◆ **What you need to do**: Make an exact copy of the entries, taking out every picture.

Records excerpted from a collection
********
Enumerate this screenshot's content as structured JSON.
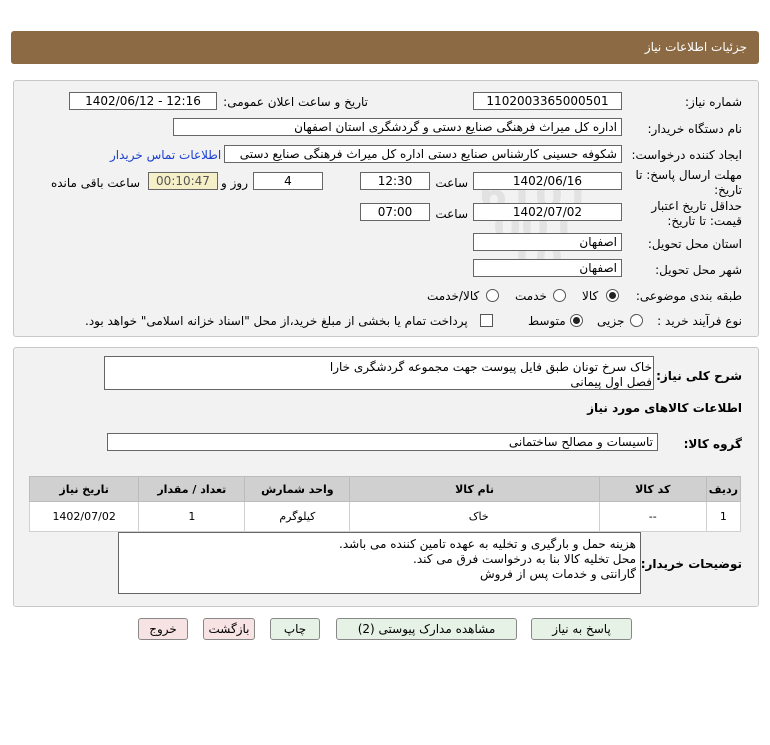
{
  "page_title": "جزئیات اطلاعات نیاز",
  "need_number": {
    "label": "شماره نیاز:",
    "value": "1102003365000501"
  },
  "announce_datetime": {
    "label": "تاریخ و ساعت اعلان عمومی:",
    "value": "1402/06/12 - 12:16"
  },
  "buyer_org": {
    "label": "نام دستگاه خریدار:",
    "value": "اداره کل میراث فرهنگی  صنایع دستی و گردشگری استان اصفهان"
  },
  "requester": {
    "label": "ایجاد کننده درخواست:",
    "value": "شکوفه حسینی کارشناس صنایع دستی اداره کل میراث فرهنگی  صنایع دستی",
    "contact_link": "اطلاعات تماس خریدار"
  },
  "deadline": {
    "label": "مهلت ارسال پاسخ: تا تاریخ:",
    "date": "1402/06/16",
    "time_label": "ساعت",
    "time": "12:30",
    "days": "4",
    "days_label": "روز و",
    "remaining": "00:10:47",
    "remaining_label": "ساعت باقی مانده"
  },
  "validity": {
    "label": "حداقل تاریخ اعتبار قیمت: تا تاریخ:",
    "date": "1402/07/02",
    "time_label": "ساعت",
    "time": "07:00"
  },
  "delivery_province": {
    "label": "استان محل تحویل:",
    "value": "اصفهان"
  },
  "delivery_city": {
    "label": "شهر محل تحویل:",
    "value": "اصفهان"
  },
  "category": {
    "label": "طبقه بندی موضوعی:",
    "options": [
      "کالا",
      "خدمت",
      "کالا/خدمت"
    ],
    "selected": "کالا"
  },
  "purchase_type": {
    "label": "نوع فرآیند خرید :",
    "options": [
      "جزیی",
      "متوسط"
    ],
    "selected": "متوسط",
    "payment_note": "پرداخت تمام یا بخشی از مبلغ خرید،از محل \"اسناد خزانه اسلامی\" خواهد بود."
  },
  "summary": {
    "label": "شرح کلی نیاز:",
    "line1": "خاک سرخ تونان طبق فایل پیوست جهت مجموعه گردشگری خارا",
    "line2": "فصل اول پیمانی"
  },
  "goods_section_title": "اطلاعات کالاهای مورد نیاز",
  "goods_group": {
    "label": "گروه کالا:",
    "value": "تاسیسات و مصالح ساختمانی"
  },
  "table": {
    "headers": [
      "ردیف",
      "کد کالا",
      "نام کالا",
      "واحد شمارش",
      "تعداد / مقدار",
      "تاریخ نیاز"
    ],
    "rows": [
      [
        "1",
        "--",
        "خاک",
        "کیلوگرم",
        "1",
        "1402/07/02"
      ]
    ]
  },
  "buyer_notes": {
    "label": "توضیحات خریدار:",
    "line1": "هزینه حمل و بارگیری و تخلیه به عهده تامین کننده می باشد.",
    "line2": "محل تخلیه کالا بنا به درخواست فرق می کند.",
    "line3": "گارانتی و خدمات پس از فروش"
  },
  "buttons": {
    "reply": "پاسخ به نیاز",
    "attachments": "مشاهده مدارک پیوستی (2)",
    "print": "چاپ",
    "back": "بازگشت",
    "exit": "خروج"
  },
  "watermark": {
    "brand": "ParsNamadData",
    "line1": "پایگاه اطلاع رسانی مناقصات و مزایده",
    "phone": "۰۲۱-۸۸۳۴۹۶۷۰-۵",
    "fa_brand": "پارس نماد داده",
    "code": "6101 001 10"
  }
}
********
◆ **Solution to the exercise**:
Enumerate this screenshot's content as structured JSON.
{
  "page_title": "جزئیات اطلاعات نیاز",
  "need_number": {
    "label": "شماره نیاز:",
    "value": "1102003365000501"
  },
  "announce_datetime": {
    "label": "تاریخ و ساعت اعلان عمومی:",
    "value": "1402/06/12 - 12:16"
  },
  "buyer_org": {
    "label": "نام دستگاه خریدار:",
    "value": "اداره کل میراث فرهنگی  صنایع دستی و گردشگری استان اصفهان"
  },
  "requester": {
    "label": "ایجاد کننده درخواست:",
    "value": "شکوفه حسینی کارشناس صنایع دستی اداره کل میراث فرهنگی  صنایع دستی",
    "contact_link": "اطلاعات تماس خریدار"
  },
  "deadline": {
    "label": "مهلت ارسال پاسخ: تا تاریخ:",
    "date": "1402/06/16",
    "time_label": "ساعت",
    "time": "12:30",
    "days": "4",
    "days_label": "روز و",
    "remaining": "00:10:47",
    "remaining_label": "ساعت باقی مانده"
  },
  "validity": {
    "label": "حداقل تاریخ اعتبار قیمت: تا تاریخ:",
    "date": "1402/07/02",
    "time_label": "ساعت",
    "time": "07:00"
  },
  "delivery_province": {
    "label": "استان محل تحویل:",
    "value": "اصفهان"
  },
  "delivery_city": {
    "label": "شهر محل تحویل:",
    "value": "اصفهان"
  },
  "category": {
    "label": "طبقه بندی موضوعی:",
    "options": [
      "کالا",
      "خدمت",
      "کالا/خدمت"
    ],
    "selected": "کالا"
  },
  "purchase_type": {
    "label": "نوع فرآیند خرید :",
    "options": [
      "جزیی",
      "متوسط"
    ],
    "selected": "متوسط",
    "payment_note": "پرداخت تمام یا بخشی از مبلغ خرید،از محل \"اسناد خزانه اسلامی\" خواهد بود."
  },
  "summary": {
    "label": "شرح کلی نیاز:",
    "line1": "خاک سرخ تونان طبق فایل پیوست جهت مجموعه گردشگری خارا",
    "line2": "فصل اول پیمانی"
  },
  "goods_section_title": "اطلاعات کالاهای مورد نیاز",
  "goods_group": {
    "label": "گروه کالا:",
    "value": "تاسیسات و مصالح ساختمانی"
  },
  "table": {
    "headers": [
      "ردیف",
      "کد کالا",
      "نام کالا",
      "واحد شمارش",
      "تعداد / مقدار",
      "تاریخ نیاز"
    ],
    "rows": [
      [
        "1",
        "--",
        "خاک",
        "کیلوگرم",
        "1",
        "1402/07/02"
      ]
    ]
  },
  "buyer_notes": {
    "label": "توضیحات خریدار:",
    "line1": "هزینه حمل و بارگیری و تخلیه به عهده تامین کننده می باشد.",
    "line2": "محل تخلیه کالا بنا به درخواست فرق می کند.",
    "line3": "گارانتی و خدمات پس از فروش"
  },
  "buttons": {
    "reply": "پاسخ به نیاز",
    "attachments": "مشاهده مدارک پیوستی (2)",
    "print": "چاپ",
    "back": "بازگشت",
    "exit": "خروج"
  },
  "watermark": {
    "brand": "ParsNamadData",
    "line1": "پایگاه اطلاع رسانی مناقصات و مزایده",
    "phone": "۰۲۱-۸۸۳۴۹۶۷۰-۵",
    "fa_brand": "پارس نماد داده",
    "code": "6101 001 10"
  }
}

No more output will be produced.